BEGIN Material for this exercise

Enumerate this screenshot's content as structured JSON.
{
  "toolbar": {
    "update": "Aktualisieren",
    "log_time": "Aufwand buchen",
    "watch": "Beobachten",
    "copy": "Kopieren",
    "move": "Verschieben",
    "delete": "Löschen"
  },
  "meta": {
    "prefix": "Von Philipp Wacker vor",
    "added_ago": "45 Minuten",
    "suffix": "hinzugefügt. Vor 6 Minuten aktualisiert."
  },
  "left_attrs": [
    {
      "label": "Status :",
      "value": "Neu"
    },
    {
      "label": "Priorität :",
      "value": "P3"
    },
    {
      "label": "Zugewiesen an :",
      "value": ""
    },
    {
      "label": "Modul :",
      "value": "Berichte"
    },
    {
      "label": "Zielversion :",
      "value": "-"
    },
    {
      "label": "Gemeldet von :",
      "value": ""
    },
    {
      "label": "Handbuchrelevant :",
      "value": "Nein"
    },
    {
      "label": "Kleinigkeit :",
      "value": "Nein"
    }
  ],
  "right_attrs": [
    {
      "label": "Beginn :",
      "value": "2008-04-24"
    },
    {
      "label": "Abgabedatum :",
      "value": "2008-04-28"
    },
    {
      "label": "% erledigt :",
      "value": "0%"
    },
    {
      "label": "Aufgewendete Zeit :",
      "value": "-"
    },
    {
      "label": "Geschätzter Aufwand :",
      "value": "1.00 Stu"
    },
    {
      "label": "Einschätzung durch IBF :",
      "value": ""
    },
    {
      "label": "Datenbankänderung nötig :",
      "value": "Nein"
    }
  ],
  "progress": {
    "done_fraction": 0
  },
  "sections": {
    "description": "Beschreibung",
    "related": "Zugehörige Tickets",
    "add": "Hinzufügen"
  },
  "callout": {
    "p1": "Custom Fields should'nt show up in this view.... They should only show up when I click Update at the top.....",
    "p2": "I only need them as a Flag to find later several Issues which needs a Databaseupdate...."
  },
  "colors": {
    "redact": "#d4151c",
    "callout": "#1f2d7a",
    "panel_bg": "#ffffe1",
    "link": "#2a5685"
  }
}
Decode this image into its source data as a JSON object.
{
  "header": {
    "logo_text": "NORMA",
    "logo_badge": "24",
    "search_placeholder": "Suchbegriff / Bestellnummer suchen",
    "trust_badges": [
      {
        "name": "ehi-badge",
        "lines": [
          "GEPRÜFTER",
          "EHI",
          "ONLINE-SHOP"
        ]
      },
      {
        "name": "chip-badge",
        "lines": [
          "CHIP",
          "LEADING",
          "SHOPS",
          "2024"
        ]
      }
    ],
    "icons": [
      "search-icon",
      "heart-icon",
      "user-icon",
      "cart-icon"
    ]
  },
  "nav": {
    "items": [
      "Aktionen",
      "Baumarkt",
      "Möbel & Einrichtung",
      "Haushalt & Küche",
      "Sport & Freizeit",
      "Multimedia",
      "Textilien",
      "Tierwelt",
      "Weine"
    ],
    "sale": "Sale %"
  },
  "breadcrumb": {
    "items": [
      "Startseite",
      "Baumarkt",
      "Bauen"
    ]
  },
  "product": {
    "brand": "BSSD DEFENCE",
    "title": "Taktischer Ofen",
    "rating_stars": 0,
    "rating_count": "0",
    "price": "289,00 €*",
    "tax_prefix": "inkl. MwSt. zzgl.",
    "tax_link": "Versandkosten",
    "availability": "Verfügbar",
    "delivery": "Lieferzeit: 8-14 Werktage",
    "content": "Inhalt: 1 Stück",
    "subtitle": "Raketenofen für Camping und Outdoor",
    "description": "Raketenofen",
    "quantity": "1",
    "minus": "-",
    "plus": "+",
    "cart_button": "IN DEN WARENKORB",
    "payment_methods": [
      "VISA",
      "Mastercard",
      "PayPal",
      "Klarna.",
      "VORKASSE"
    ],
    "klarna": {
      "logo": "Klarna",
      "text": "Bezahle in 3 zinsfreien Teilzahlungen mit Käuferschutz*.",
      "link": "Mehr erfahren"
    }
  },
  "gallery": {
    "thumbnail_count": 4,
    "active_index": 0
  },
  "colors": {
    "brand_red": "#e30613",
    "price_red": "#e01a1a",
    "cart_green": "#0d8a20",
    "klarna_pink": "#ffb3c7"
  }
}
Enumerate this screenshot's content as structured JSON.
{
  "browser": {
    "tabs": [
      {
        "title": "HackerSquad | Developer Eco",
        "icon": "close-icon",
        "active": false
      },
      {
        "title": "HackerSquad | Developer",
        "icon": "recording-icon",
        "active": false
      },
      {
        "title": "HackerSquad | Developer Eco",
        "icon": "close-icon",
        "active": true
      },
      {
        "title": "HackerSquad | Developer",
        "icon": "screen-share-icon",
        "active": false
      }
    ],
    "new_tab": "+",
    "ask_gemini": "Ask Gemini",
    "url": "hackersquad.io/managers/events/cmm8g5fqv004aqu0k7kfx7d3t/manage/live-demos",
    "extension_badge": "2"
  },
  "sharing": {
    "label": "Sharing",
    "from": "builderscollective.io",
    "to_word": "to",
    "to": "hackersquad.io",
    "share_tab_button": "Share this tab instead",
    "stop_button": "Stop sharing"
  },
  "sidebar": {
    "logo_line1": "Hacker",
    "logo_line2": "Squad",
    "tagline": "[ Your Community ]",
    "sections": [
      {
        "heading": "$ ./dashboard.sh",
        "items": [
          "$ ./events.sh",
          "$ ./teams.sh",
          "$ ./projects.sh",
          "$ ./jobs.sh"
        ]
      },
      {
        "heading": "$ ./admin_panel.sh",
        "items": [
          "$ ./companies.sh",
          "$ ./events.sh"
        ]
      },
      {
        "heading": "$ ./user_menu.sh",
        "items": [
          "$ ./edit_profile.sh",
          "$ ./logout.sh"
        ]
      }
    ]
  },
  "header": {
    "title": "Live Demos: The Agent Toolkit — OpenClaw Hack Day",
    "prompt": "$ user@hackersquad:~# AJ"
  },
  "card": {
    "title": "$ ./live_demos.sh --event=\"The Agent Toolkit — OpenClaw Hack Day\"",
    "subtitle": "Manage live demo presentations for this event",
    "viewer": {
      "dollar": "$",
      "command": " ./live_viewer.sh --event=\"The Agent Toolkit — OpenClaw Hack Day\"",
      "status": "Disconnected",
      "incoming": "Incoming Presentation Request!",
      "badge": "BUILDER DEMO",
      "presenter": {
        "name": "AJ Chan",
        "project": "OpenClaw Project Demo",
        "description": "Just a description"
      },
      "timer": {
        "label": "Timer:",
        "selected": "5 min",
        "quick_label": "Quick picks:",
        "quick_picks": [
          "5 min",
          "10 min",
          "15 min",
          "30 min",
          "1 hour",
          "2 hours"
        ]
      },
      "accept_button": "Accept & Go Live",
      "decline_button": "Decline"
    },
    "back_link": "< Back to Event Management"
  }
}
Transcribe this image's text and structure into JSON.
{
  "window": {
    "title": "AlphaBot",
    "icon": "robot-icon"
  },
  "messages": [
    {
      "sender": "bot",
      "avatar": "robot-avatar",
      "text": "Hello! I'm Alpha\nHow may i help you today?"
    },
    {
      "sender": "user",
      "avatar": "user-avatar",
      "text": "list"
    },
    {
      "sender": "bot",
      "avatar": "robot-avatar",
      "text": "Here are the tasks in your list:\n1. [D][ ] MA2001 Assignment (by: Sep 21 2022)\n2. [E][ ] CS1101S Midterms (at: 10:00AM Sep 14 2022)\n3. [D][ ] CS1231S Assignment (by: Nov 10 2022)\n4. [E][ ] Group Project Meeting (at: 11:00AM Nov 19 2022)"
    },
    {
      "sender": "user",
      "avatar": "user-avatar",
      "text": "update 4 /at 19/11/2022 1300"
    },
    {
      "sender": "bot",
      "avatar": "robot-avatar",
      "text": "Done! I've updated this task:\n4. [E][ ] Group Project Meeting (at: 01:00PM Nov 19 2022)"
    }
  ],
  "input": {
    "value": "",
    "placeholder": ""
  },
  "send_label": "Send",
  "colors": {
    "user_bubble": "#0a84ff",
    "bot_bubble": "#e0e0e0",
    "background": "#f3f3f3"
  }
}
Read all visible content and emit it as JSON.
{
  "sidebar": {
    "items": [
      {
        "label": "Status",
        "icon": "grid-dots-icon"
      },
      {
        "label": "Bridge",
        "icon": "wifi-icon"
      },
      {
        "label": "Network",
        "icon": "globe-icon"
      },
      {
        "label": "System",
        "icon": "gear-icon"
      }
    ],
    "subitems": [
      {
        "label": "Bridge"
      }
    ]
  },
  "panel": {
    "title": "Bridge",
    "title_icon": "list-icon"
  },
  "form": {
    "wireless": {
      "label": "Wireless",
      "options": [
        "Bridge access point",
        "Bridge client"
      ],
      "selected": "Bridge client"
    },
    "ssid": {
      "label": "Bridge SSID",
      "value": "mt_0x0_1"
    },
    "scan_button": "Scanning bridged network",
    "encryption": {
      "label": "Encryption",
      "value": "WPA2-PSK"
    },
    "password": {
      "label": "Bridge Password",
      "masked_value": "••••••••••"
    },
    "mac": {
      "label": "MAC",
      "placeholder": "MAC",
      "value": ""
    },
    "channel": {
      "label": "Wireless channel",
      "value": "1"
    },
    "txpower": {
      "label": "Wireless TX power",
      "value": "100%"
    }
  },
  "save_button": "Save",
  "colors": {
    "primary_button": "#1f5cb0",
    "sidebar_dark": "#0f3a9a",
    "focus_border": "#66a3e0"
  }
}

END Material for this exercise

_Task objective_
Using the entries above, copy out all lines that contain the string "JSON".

_Task answer_
Enumerate this screenshot's content as structured JSON.
Decode this image into its source data as a JSON object.
Enumerate this screenshot's content as structured JSON.
Transcribe this image's text and structure into JSON.
Read all visible content and emit it as JSON.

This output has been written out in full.